Problem to work on:
Locate every line below that contains the word "Business" and copy it.

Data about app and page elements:
○ ○ ○
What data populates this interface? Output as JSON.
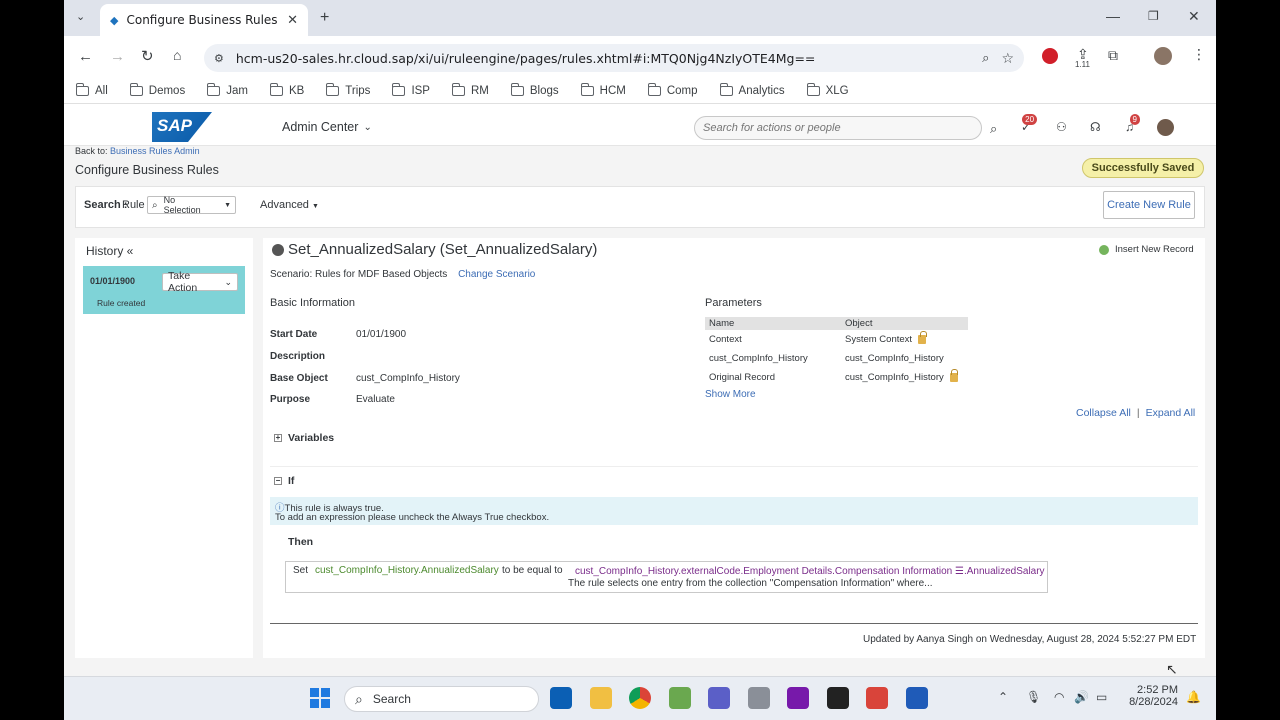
{
  "browser": {
    "tab_title": "Configure Business Rules - Suc",
    "url": "hcm-us20-sales.hr.cloud.sap/xi/ui/ruleengine/pages/rules.xhtml#i:MTQ0Njg4NzIyOTE4Mg==",
    "extensions_badge": "1.11",
    "bookmarks": [
      {
        "label": "All"
      },
      {
        "label": "Demos"
      },
      {
        "label": "Jam"
      },
      {
        "label": "KB"
      },
      {
        "label": "Trips"
      },
      {
        "label": "ISP"
      },
      {
        "label": "RM"
      },
      {
        "label": "Blogs"
      },
      {
        "label": "HCM"
      },
      {
        "label": "Comp"
      },
      {
        "label": "Analytics"
      },
      {
        "label": "XLG"
      }
    ]
  },
  "shell": {
    "logo_text": "SAP",
    "module": "Admin Center",
    "search_placeholder": "Search for actions or people",
    "todo_count": "20",
    "notifications_count": "9"
  },
  "page": {
    "back_prefix": "Back to:",
    "back_link": "Business Rules Admin",
    "title": "Configure Business Rules",
    "status_badge": "Successfully Saved",
    "search_label": "Search :",
    "search_type": "Rule",
    "search_select": "No Selection",
    "advanced": "Advanced",
    "create_button": "Create New Rule"
  },
  "history": {
    "title": "History «",
    "entry_date": "01/01/1900",
    "take_action": "Take Action",
    "entry_note": "Rule created"
  },
  "rule": {
    "name": "Set_AnnualizedSalary (Set_AnnualizedSalary)",
    "insert_record": "Insert New Record",
    "scenario_label": "Scenario:",
    "scenario_value": "Rules for MDF Based Objects",
    "change_scenario": "Change Scenario",
    "basic_info_title": "Basic Information",
    "fields": [
      {
        "label": "Start Date",
        "value": "01/01/1900"
      },
      {
        "label": "Description",
        "value": ""
      },
      {
        "label": "Base Object",
        "value": "cust_CompInfo_History"
      },
      {
        "label": "Purpose",
        "value": "Evaluate"
      }
    ],
    "params_title": "Parameters",
    "params_headers": {
      "name": "Name",
      "object": "Object"
    },
    "params": [
      {
        "name": "Context",
        "object": "System Context"
      },
      {
        "name": "cust_CompInfo_History",
        "object": "cust_CompInfo_History"
      },
      {
        "name": "Original Record",
        "object": "cust_CompInfo_History"
      }
    ],
    "show_more": "Show More",
    "collapse_all": "Collapse All",
    "expand_all": "Expand All",
    "variables": "Variables",
    "if_label": "If",
    "always_true_line1": "This rule is always true.",
    "always_true_line2": "To add an expression please uncheck the Always True checkbox.",
    "then_label": "Then",
    "set_label": "Set",
    "set_target": "cust_CompInfo_History.AnnualizedSalary",
    "equal_label": "to be equal to",
    "set_source": "cust_CompInfo_History.externalCode.Employment Details.Compensation Information ☰.AnnualizedSalary",
    "collection_note": "The rule selects one entry from the collection \"Compensation Information\" where...",
    "updated_by": "Updated by Aanya Singh on Wednesday, August 28, 2024 5:52:27 PM EDT"
  },
  "taskbar": {
    "search": "Search",
    "time": "2:52 PM",
    "date": "8/28/2024"
  },
  "colors": {
    "accent": "#3d6db5",
    "history_bg": "#7fd3d7",
    "success_bg": "#f5f0a8"
  }
}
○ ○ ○
Task output:
    "tab_title": "Configure Business Rules - Suc",
    "back_link": "Business Rules Admin",
    "title": "Configure Business Rules",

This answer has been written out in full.